*Your instructions*. Type the records that follow again exactly as written, but drop the pictures.

*** Available data ***

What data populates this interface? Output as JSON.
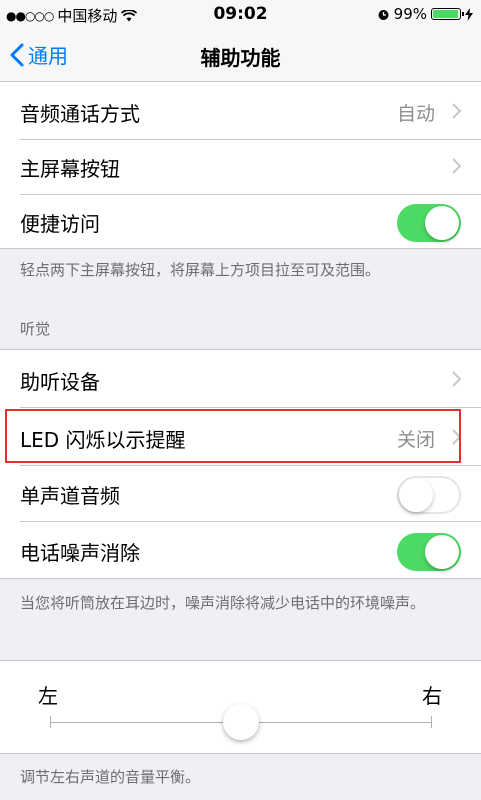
{
  "status_bar": {
    "signal": "●●○○○",
    "carrier": "中国移动",
    "time": "09:02",
    "battery": "99%",
    "battery_level": 0.99
  },
  "nav": {
    "back_label": "通用",
    "title": "辅助功能"
  },
  "rows": {
    "audio_call": {
      "label": "音频通话方式",
      "value": "自动"
    },
    "home_button": {
      "label": "主屏幕按钮"
    },
    "reachability": {
      "label": "便捷访问",
      "on": true
    },
    "hearing_devices": {
      "label": "助听设备"
    },
    "led_flash": {
      "label": "LED 闪烁以示提醒",
      "value": "关闭"
    },
    "mono_audio": {
      "label": "单声道音频",
      "on": false
    },
    "noise_cancel": {
      "label": "电话噪声消除",
      "on": true
    }
  },
  "footnotes": {
    "reachability": "轻点两下主屏幕按钮，将屏幕上方项目拉至可及范围。",
    "noise_cancel": "当您将听筒放在耳边时，噪声消除将减少电话中的环境噪声。",
    "balance": "调节左右声道的音量平衡。"
  },
  "section_headers": {
    "hearing": "听觉"
  },
  "balance": {
    "left_label": "左",
    "right_label": "右",
    "value": 0.5
  },
  "colors": {
    "accent": "#007aff",
    "toggle_on": "#4cd964",
    "highlight": "#e0302f"
  }
}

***

*Solved exercise*.
What data populates this interface? Output as JSON.
{
  "status_bar": {
    "signal": "●●○○○",
    "carrier": "中国移动",
    "time": "09:02",
    "battery": "99%",
    "battery_level": 0.99
  },
  "nav": {
    "back_label": "通用",
    "title": "辅助功能"
  },
  "rows": {
    "audio_call": {
      "label": "音频通话方式",
      "value": "自动"
    },
    "home_button": {
      "label": "主屏幕按钮"
    },
    "reachability": {
      "label": "便捷访问",
      "on": true
    },
    "hearing_devices": {
      "label": "助听设备"
    },
    "led_flash": {
      "label": "LED 闪烁以示提醒",
      "value": "关闭"
    },
    "mono_audio": {
      "label": "单声道音频",
      "on": false
    },
    "noise_cancel": {
      "label": "电话噪声消除",
      "on": true
    }
  },
  "footnotes": {
    "reachability": "轻点两下主屏幕按钮，将屏幕上方项目拉至可及范围。",
    "noise_cancel": "当您将听筒放在耳边时，噪声消除将减少电话中的环境噪声。",
    "balance": "调节左右声道的音量平衡。"
  },
  "section_headers": {
    "hearing": "听觉"
  },
  "balance": {
    "left_label": "左",
    "right_label": "右",
    "value": 0.5
  },
  "colors": {
    "accent": "#007aff",
    "toggle_on": "#4cd964",
    "highlight": "#e0302f"
  }
}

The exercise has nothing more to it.